Toys for all senses

Babies love to look at faces, and gazing at their own in a toy mirror is no exception!
Babies love to look at faces, and gazing at their own in a toy mirror is no exception! 

From the moment your baby is born, they start using their senses to learn about the wonderful world around them. By choosing toys and activities that stimulate all five of your baby's senses, you'll foster essential early brain development.


Because newborns are still developing their visual acuity (their ability to see clearly), black-and-white images are easiest for them to see. Put a black-and-white frieze on the wall near the change table or cot, and show your baby black-and-white cloth books at play time - they'll be naturally drawn to the high-contrast patterns.

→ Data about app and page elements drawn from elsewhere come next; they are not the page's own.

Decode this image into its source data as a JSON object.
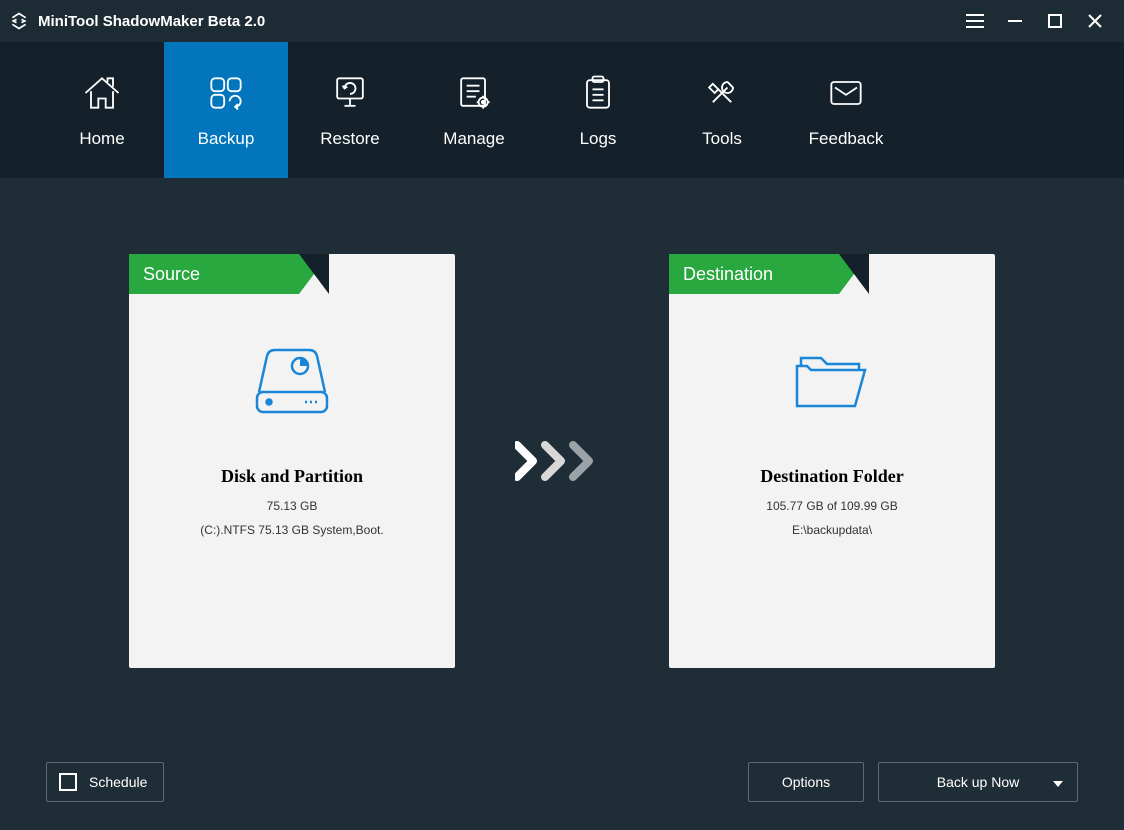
{
  "app": {
    "title": "MiniTool ShadowMaker Beta 2.0"
  },
  "nav": {
    "items": [
      {
        "label": "Home"
      },
      {
        "label": "Backup",
        "active": true
      },
      {
        "label": "Restore"
      },
      {
        "label": "Manage"
      },
      {
        "label": "Logs"
      },
      {
        "label": "Tools"
      },
      {
        "label": "Feedback"
      }
    ]
  },
  "source": {
    "header": "Source",
    "title": "Disk and Partition",
    "size": "75.13 GB",
    "detail": "(C:).NTFS 75.13 GB System,Boot."
  },
  "destination": {
    "header": "Destination",
    "title": "Destination Folder",
    "size": "105.77 GB of 109.99 GB",
    "path": "E:\\backupdata\\"
  },
  "footer": {
    "schedule": "Schedule",
    "options": "Options",
    "backup": "Back up Now"
  }
}
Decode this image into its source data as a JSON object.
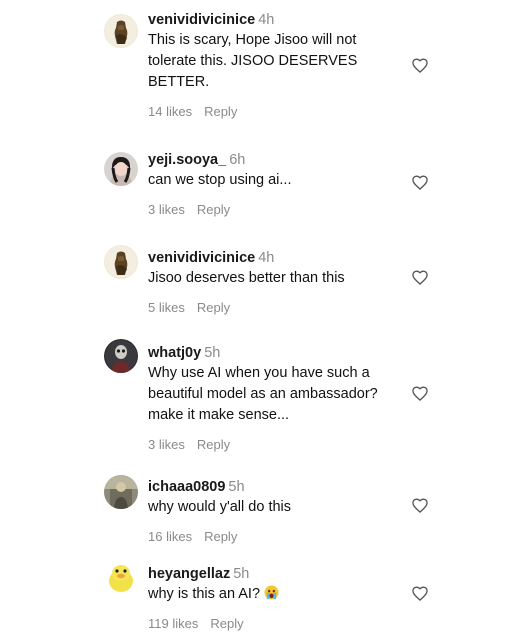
{
  "comments": [
    {
      "username": "venividivicinice",
      "time": "4h",
      "text": "This is scary, Hope Jisoo will not tolerate this. JISOO DESERVES BETTER.",
      "likes": "14 likes",
      "reply": "Reply"
    },
    {
      "username": "yeji.sooya_",
      "time": "6h",
      "text": "can we stop using ai...",
      "likes": "3 likes",
      "reply": "Reply"
    },
    {
      "username": "venividivicinice",
      "time": "4h",
      "text": "Jisoo deserves better than this",
      "likes": "5 likes",
      "reply": "Reply"
    },
    {
      "username": "whatj0y",
      "time": "5h",
      "text": "Why use AI when you have such a beautiful model as an ambassador? make it make sense...",
      "likes": "3 likes",
      "reply": "Reply"
    },
    {
      "username": "ichaaa0809",
      "time": "5h",
      "text": "why would y'all do this",
      "likes": "16 likes",
      "reply": "Reply"
    },
    {
      "username": "heyangellaz",
      "time": "5h",
      "text": "why is this an AI?",
      "likes": "119 likes",
      "reply": "Reply",
      "emoji": "crying-face-emoji"
    }
  ],
  "icons": {
    "like": "heart-outline-icon"
  },
  "colors": {
    "username": "#1a1a1a",
    "secondary_text": "#8a8a8a",
    "background": "#ffffff"
  }
}
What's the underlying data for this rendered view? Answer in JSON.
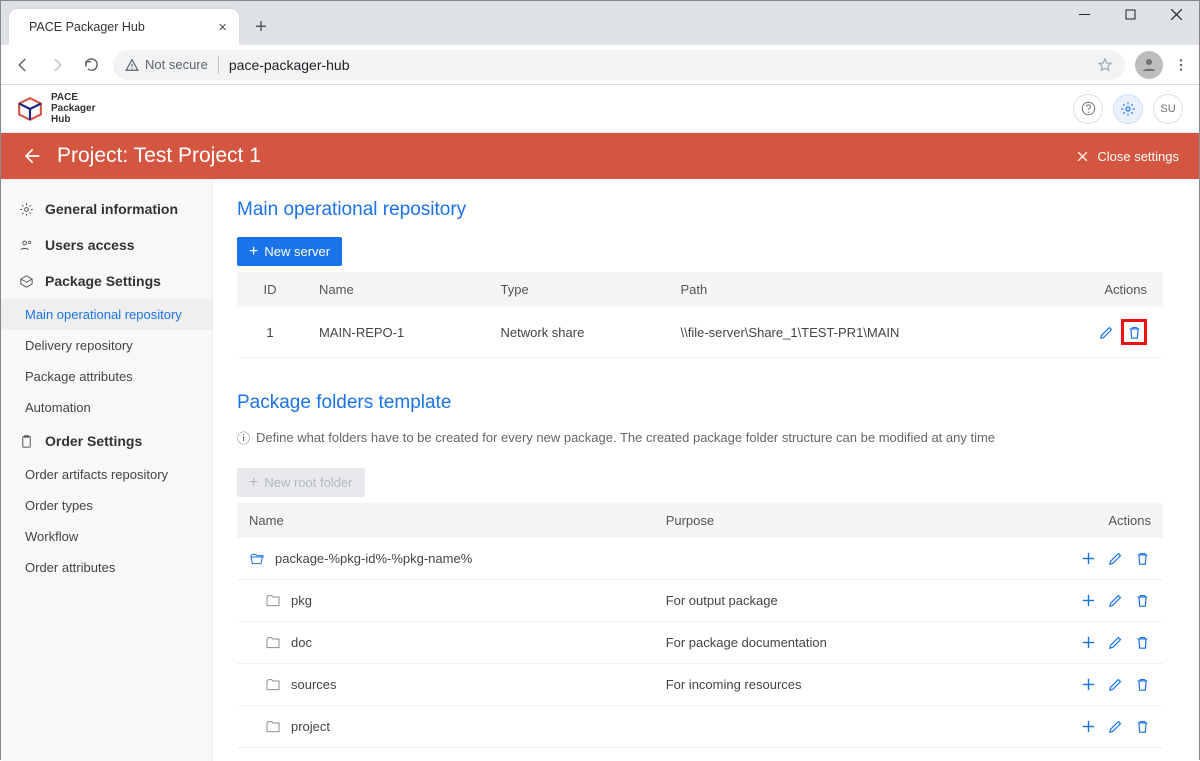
{
  "window": {
    "tab_title": "PACE Packager Hub",
    "not_secure_label": "Not secure",
    "url": "pace-packager-hub"
  },
  "app_header": {
    "branding_lines": [
      "PACE",
      "Packager",
      "Hub"
    ],
    "user_badge": "SU"
  },
  "title_bar": {
    "title": "Project: Test Project 1",
    "close_label": "Close settings"
  },
  "sidebar": {
    "items": [
      {
        "label": "General information"
      },
      {
        "label": "Users access"
      },
      {
        "label": "Package Settings"
      },
      {
        "label": "Main operational repository",
        "sub": true,
        "active": true
      },
      {
        "label": "Delivery repository",
        "sub": true
      },
      {
        "label": "Package attributes",
        "sub": true
      },
      {
        "label": "Automation",
        "sub": true
      },
      {
        "label": "Order Settings"
      },
      {
        "label": "Order artifacts repository",
        "sub": true
      },
      {
        "label": "Order types",
        "sub": true
      },
      {
        "label": "Workflow",
        "sub": true
      },
      {
        "label": "Order attributes",
        "sub": true
      }
    ]
  },
  "main_repo": {
    "section_title": "Main operational repository",
    "new_server_label": "New server",
    "columns": {
      "id": "ID",
      "name": "Name",
      "type": "Type",
      "path": "Path",
      "actions": "Actions"
    },
    "rows": [
      {
        "id": "1",
        "name": "MAIN-REPO-1",
        "type": "Network share",
        "path": "\\\\file-server\\Share_1\\TEST-PR1\\MAIN"
      }
    ]
  },
  "folders": {
    "section_title": "Package folders template",
    "info_text": "Define what folders have to be created for every new package. The created package folder structure can be modified at any time",
    "new_root_label": "New root folder",
    "columns": {
      "name": "Name",
      "purpose": "Purpose",
      "actions": "Actions"
    },
    "rows": [
      {
        "name": "package-%pkg-id%-%pkg-name%",
        "purpose": "",
        "root": true
      },
      {
        "name": "pkg",
        "purpose": "For output package"
      },
      {
        "name": "doc",
        "purpose": "For package documentation"
      },
      {
        "name": "sources",
        "purpose": "For incoming resources"
      },
      {
        "name": "project",
        "purpose": ""
      }
    ]
  }
}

Once your baby's colour vision has developed at about five months, they can distinguish between colours and are most attracted to bright primaries. Hang a brightly coloured mobile over the cot and offer soft toys with panels of contrasting-coloured fabrics to explore.

Babies love to look at faces, and gazing at their own in a toy mirror is no exception! Looking in a mirror is not only fun – it also helps your baby learn to focus and track images. As you look in the mirror  together, touch your baby's features and name each one.


Once your baby can grasp, they can create sound independently and start to understand cause and effect – they realise, "When I shake my rattle, it makes a sound!" Enjoy making different sounds with bells, shakers, xylophones and mini cymbals. Electronic activity centres give your baby the freedom to explore sound independently as they push and swipe the buttons and dials.

Develop your baby's auditory and listening skills through music play and story time. Play CDs and sing together – simple melodies with rhyme and repetition help teach the concepts of high and low, loud and soft, and early speech. Reading books aloud helps younger babies understand the rhythm of language, and fosters communication, vocabulary and imagination in older babies.



Touch helps your baby learn about their environment – they develop their tactile sense by feeling objects, and make emotional connections by touching people they love as well as other babies they encounter.

Create a sensory bag for tactile play – include soft feathers, large smooth shells, spiky nail brushes, fluffy scraps of fabric, felt or plastic balls, hard wooden blocks, squishy sponges, or woolly pompoms. (Supervise this activity for safety.)

Look for sensory blankets or soft activity toys with a few tactile elements – from crinkly fabric to smooth ribbons and plastic rings with ridges. The different textures will delight and surprise your baby!

Other opportunities for tactile play include: board books with textures like sandpaper, corrugated cardboard and fur; play dough; sandpit and water toys like sieves and watering cans; and non-toxic finger paints.

Taste and smell

Your baby's sense of taste and smell are fully developed at birth. They can identify which smells bring them comfort, such as the smell of their mother because of her breast milk. They can also distinguish between different tastes – salty, sweet, bitter and sour – though this doesn't come into play until they begin solids.

Stimulate your older baby's palate and encourage adventurous eating with a tasting pots game. Set up a plastic tray with small plastic containers of different foods like blueberries, grated cheese and yogurt. Smell each food together first, then taste it. Yum!

Explore smell with your baby on a tour of the park or garden. Enjoy natural fragrances – flowers like frangipanis and roses; herbs like mint and rosemary; plants like eucalyptus leaves or lavender. You can also create a set of smelling bottles for indoor play with fragrant items like soap, cinnamon, cloves, and a slice of citrus fruit.